What the task asks >> Check each line of the data below for the string "area". Then give the number of lines that have it, without anything else.

══ Information provided ══

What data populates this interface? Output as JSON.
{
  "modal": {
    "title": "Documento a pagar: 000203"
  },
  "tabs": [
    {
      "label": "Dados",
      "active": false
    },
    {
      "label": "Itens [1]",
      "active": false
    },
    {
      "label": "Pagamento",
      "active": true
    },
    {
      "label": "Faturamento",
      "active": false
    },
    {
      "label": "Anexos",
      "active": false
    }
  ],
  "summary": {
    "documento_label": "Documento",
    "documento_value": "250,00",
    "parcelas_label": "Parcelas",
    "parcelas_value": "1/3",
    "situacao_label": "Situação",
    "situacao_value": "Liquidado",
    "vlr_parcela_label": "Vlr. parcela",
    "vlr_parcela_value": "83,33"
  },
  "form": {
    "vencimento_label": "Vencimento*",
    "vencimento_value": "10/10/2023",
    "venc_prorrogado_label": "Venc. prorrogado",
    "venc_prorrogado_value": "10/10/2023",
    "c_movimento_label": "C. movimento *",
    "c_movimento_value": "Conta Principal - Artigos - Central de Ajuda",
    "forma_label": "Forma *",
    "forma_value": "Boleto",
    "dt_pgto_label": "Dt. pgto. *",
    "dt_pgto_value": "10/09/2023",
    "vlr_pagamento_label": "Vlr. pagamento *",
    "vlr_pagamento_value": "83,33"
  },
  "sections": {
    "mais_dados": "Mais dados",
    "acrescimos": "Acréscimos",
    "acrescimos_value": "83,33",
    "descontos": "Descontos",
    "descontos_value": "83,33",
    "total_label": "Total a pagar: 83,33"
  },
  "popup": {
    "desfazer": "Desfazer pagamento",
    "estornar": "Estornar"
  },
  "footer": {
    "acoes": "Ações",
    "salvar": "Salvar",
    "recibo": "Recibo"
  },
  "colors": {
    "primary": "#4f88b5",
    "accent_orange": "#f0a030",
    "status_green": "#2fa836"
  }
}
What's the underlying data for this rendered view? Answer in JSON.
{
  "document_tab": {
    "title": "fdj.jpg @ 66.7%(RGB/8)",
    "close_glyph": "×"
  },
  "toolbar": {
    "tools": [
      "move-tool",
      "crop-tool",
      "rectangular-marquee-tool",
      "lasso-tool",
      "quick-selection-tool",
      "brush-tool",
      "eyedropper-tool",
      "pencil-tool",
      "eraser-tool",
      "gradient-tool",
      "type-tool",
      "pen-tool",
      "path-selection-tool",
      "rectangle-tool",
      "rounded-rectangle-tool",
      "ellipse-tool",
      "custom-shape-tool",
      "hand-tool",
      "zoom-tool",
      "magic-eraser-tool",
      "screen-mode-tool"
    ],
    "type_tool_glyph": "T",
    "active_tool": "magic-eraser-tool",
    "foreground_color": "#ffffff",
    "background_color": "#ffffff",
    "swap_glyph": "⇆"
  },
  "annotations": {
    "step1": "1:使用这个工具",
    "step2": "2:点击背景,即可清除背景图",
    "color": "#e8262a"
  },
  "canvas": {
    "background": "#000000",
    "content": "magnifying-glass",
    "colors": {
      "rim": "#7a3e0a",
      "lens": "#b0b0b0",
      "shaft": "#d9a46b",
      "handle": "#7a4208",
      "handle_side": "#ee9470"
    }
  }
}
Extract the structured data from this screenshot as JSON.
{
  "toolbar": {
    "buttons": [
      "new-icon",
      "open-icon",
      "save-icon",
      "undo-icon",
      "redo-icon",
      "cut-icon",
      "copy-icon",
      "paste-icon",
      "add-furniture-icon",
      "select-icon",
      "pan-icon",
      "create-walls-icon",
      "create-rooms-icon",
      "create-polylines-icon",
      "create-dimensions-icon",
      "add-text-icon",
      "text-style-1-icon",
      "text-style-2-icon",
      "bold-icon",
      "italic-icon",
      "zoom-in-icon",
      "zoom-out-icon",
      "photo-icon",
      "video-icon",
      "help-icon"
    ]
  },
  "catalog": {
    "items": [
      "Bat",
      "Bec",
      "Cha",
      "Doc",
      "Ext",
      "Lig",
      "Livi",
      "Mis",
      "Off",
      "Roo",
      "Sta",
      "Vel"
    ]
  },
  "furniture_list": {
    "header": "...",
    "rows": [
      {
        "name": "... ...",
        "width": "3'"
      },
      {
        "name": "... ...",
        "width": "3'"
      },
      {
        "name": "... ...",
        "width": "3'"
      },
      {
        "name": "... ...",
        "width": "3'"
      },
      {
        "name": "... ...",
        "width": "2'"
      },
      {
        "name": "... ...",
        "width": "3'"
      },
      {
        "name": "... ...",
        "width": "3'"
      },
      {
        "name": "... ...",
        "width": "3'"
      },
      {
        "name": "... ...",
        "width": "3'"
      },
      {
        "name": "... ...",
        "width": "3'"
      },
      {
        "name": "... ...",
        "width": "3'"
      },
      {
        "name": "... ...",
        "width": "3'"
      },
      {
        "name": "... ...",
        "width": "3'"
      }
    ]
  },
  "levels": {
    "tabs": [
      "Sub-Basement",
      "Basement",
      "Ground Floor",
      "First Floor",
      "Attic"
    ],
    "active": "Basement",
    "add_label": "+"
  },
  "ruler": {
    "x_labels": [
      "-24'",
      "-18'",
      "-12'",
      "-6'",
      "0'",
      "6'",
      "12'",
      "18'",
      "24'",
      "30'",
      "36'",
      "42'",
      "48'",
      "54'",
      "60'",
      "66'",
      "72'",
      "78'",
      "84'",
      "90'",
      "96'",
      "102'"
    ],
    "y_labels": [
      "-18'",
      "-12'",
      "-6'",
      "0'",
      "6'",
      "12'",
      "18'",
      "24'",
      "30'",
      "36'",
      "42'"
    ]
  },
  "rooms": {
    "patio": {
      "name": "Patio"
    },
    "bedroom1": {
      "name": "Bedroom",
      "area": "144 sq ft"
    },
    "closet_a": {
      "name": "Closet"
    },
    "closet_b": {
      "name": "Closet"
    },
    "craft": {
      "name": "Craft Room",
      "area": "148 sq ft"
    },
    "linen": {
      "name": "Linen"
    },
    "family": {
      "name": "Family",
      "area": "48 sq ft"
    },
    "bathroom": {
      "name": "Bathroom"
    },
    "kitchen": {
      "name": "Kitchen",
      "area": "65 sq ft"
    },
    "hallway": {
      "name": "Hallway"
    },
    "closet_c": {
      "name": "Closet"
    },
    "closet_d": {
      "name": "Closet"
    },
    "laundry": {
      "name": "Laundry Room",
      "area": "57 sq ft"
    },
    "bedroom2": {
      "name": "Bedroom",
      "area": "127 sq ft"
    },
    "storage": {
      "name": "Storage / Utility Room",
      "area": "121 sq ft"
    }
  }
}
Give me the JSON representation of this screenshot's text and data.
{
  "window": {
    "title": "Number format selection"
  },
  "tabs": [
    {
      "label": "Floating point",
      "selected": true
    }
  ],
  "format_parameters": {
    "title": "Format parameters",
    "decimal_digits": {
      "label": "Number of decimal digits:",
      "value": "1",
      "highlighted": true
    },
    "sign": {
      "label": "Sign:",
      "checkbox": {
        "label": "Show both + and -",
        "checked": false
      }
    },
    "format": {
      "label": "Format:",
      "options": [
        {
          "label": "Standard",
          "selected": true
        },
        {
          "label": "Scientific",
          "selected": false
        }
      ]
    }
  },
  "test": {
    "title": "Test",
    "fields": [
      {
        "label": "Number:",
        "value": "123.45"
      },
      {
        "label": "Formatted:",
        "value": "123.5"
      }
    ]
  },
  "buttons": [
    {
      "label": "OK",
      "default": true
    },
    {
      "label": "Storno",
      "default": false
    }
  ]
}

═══

Answer space >> 7